### INFORMATION:
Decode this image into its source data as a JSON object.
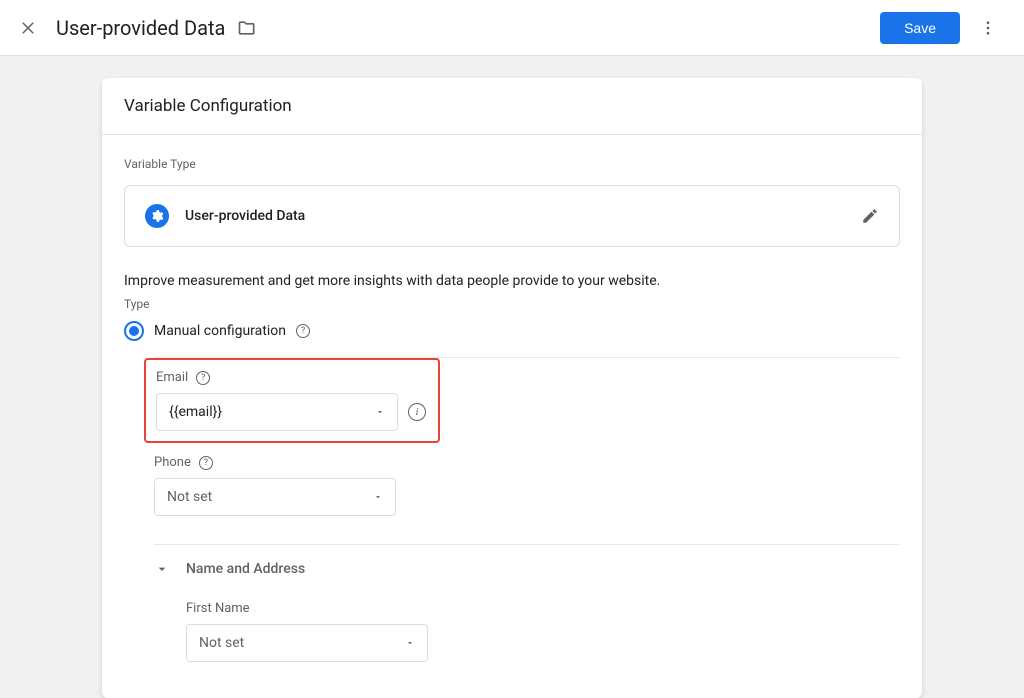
{
  "topbar": {
    "title": "User-provided Data",
    "save_label": "Save"
  },
  "card": {
    "header": "Variable Configuration",
    "variable_type_label": "Variable Type",
    "variable_type_name": "User-provided Data",
    "description": "Improve measurement and get more insights with data people provide to your website.",
    "type_label": "Type",
    "radio_label": "Manual configuration",
    "fields": {
      "email": {
        "label": "Email",
        "value": "{{email}}"
      },
      "phone": {
        "label": "Phone",
        "value": "Not set"
      },
      "name_address": {
        "label": "Name and Address",
        "first_name": {
          "label": "First Name",
          "value": "Not set"
        }
      }
    }
  }
}
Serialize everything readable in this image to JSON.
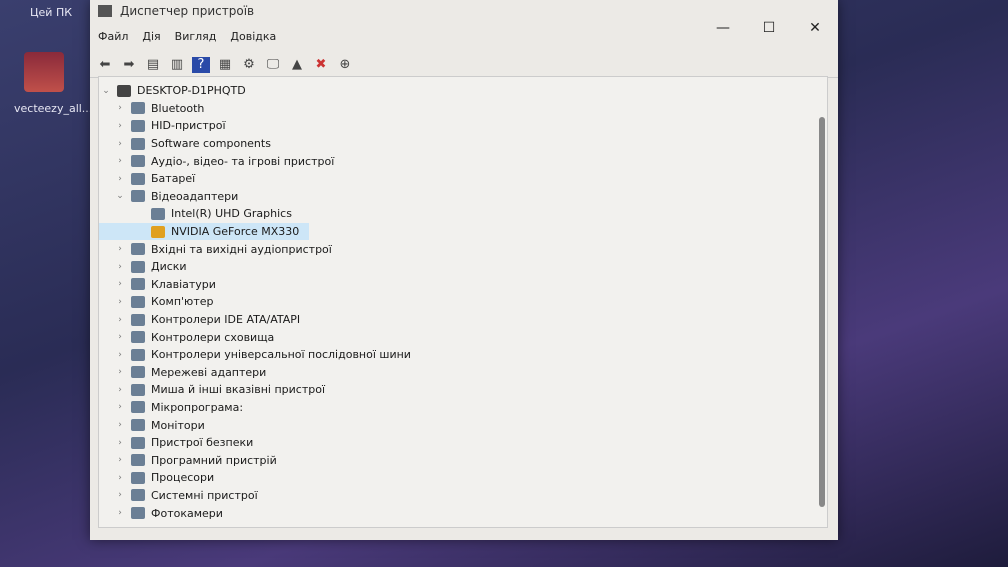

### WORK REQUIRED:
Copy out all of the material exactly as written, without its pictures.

### ANSWER AREA:
Decode this image into its source data as a JSON object.
{
  "topbar": {
    "title": "User-provided Data",
    "save_label": "Save"
  },
  "card": {
    "header": "Variable Configuration",
    "variable_type_label": "Variable Type",
    "variable_type_name": "User-provided Data",
    "description": "Improve measurement and get more insights with data people provide to your website.",
    "type_label": "Type",
    "radio_label": "Manual configuration",
    "fields": {
      "email": {
        "label": "Email",
        "value": "{{email}}"
      },
      "phone": {
        "label": "Phone",
        "value": "Not set"
      },
      "name_address": {
        "label": "Name and Address",
        "first_name": {
          "label": "First Name",
          "value": "Not set"
        }
      }
    }
  }
}
Serialize everything readable in this image to JSON.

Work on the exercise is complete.